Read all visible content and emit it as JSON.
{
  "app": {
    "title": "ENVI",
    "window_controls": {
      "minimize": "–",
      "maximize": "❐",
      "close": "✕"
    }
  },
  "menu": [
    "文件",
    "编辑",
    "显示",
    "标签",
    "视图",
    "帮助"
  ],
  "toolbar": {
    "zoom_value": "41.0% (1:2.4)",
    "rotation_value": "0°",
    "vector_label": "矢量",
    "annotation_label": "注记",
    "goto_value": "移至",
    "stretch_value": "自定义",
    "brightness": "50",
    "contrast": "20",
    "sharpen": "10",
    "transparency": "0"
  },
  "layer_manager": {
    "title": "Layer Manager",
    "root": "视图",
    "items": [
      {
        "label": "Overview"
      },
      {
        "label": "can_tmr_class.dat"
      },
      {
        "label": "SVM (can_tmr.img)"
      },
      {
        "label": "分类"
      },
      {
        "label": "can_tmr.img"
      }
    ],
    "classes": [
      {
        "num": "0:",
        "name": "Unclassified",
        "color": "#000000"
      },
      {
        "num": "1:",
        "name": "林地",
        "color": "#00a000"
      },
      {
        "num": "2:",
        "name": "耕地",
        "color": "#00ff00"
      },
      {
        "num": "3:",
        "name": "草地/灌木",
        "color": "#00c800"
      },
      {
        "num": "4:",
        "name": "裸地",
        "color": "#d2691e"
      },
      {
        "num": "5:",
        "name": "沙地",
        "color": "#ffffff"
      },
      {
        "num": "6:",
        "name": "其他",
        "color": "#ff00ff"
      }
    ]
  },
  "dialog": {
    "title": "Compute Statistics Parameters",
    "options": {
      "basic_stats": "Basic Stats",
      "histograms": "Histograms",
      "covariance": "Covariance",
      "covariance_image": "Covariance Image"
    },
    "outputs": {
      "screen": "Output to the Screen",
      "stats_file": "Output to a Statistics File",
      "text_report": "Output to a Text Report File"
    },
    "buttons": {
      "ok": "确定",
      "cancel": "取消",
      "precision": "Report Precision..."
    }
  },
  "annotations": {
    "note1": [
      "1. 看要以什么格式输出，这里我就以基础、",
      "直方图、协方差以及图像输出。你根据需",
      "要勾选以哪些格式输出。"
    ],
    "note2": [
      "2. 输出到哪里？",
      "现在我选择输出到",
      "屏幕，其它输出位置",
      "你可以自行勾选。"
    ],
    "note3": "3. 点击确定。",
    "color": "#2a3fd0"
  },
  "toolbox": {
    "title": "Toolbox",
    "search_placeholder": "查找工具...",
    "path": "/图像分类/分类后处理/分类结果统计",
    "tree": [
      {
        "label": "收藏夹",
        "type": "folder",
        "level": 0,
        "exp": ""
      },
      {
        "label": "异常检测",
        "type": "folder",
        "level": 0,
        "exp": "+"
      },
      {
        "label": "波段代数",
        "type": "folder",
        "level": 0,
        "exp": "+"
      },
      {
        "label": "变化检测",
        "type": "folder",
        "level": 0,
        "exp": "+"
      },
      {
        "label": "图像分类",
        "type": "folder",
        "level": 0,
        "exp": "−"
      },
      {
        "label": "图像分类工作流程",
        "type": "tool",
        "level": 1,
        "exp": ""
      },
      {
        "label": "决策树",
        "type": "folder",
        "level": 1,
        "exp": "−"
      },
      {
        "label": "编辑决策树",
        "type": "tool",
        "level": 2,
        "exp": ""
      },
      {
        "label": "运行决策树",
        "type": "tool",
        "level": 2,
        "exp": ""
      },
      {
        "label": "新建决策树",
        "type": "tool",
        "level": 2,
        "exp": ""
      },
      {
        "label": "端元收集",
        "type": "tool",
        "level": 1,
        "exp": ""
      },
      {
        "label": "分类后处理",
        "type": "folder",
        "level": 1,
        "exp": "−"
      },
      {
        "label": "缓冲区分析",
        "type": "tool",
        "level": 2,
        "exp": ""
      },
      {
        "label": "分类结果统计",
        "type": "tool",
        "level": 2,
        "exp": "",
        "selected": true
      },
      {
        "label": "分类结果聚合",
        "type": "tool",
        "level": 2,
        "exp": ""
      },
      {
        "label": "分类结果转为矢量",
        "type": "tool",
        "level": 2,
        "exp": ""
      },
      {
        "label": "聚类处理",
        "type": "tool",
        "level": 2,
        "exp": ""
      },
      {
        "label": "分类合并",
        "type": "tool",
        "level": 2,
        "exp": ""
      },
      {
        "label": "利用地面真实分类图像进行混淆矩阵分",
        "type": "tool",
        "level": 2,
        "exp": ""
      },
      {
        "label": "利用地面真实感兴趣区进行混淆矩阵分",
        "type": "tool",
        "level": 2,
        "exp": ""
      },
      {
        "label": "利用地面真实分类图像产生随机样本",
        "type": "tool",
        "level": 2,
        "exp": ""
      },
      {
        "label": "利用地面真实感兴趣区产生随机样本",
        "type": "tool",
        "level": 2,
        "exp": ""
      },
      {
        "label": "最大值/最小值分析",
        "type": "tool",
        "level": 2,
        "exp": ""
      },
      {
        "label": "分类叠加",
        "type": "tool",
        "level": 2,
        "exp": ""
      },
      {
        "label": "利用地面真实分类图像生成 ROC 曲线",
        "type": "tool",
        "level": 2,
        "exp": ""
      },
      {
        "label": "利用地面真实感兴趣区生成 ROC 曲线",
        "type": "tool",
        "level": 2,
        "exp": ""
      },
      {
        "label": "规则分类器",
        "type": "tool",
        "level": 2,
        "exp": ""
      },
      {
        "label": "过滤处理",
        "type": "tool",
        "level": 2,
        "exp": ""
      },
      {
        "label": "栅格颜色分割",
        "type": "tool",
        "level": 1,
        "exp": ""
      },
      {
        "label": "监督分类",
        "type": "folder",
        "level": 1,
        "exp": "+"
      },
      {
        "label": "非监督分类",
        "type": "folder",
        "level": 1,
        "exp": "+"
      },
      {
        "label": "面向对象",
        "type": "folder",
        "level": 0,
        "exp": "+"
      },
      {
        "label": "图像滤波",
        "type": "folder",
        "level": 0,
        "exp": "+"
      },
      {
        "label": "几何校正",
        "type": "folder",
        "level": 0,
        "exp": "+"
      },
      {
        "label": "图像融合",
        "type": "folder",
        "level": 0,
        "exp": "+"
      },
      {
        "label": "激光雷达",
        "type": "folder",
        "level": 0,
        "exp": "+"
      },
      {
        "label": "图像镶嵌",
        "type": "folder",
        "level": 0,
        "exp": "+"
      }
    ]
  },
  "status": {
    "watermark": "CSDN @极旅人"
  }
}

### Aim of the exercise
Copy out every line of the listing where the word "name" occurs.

### Response below
        "name": "Unclassified",
        "name": "林地",
        "name": "耕地",
        "name": "草地/灌木",
        "name": "裸地",
        "name": "沙地",
        "name": "其他",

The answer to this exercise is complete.